Average yearly GDP growth: 5.35%

5-year change in number of establishments: 22.51%

5-year housing growth rate: 20.47%

August 2021 unemployment rate: 4.4%

Total score: 93.78

5. Mount Pleasant, South Carolina

5-year population change: 13.53%

Average yearly GDP growth: 3.3%

5-year change in number of establishments:16.5%

5-year housing growth rate: 18.65%

August 2021 unemployment rate: 3.8%

Total score: 95.45

3. Conroe, Texas (Tie)

5-year population change: 26.03%

Average yearly GDP growth: 8.67%

5-year change in number of establishments: 20.36%

5-year housing growth rate: 36.69%

August 2021 unemployment rate: 5.5%

Total score: 97.56

3. Meridian, Idaho (Tie)

5-year population change: 31.4%

Average yearly GDP growth: 5.5%

5-year change in number of establishments: 18.24%

5-year housing growth rate: 27.52%

August 2021 unemployment rate: 2.5%

Total score: 97.56

2. Nampa, Idaho

5-year population change: 15.2%

Average yearly GDP growth: 6.27%

5-year change in number of establishments: 28.53%

5-year housing growth rate: 13.82%

August 2021 unemployment rate: 3%

Total score: 99.54

1. Murfreesboro, Tennessee

5-year population change: 19.62%

Average yearly GDP growth: 3.71%

5-year change in number of establishments: 15.95%

5-year housing growth rate: 21.15%

August 2021 unemployment rate: 3.4%

Total score: 100

Six of the top 10 boomtowns are in Oregon, Washington, and Idaho, according to the study. From 2014 to 2019, the total number of new homes built grew between 8% and 10% in Bend, Oregon, Vancouver, Bellingham, and Seattle.

Close to half of the cities on the list overall are at full employment.

Want to relocate? 

If you’re planning to relocate for better income prospects, or another financial reason, experts advise stashing away a bit of money at a time until you reach your goal.

“The best thing you can do is build a budget,” says Ann Martin, director of operations of CreditDonkey. If not, “you’ll get blindsided by all sorts of costs along the way.”

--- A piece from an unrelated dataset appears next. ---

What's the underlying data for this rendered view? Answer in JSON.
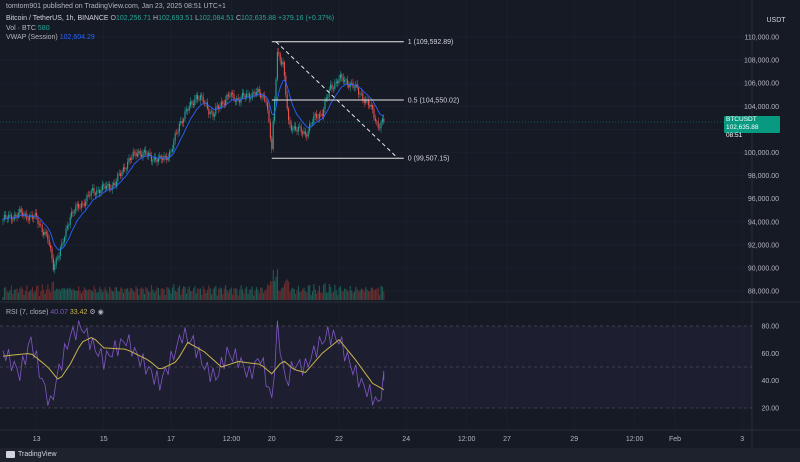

Take a month to really look at where you are spending your money, adds realtor Tony Mariotti, the CEO of RubyHome. “Then start cutting accordingly. You know you can’t change fixed costs like housing, but you may be able to shave some dollars from grocery bills or weekend vacations.”

Take those “chunks of money and squirrel them away before they ever hit your checking account, redirect that money straight into a savings account.”

″Don’t move unless you have a job lined up,” Martin adds. “I know it’s tempting to move now and work out details later, but that can work out pretty badly if the job hunt takes longer than expected. Also, make sure to visit the place first and ensure that you like it.”

This material has been presented for informational and educational purposes only. The views expressed in the articles above are generalized and may not be appropriate for all investors. The information contained in this article should not be construed as, and may not be used in connection with, an offer to sell, or a solicitation of an offer to buy or hold, an interest in any security or investment product. There is no guarantee that past performance will recur or result in a positive outcome. Carefully consider your financial situation, including investment objective, time horizon, risk tolerance, and fees prior to making any investment decisions. No level of diversification or asset allocation can ensure profits or guarantee against losses. Article contributors are not affiliated with Acorns Advisers, LLC. and do not provide investment advice to Acorns’ clients. Acorns is not engaged in rendering tax, legal or accounting advice. Please consult a qualified professional for this type of service.

Shawn M. Carter

Shawn M. Carter was a writer for Grow.

Acorns Logo
Acorns
Over 11 million sign ups
Get started Get the app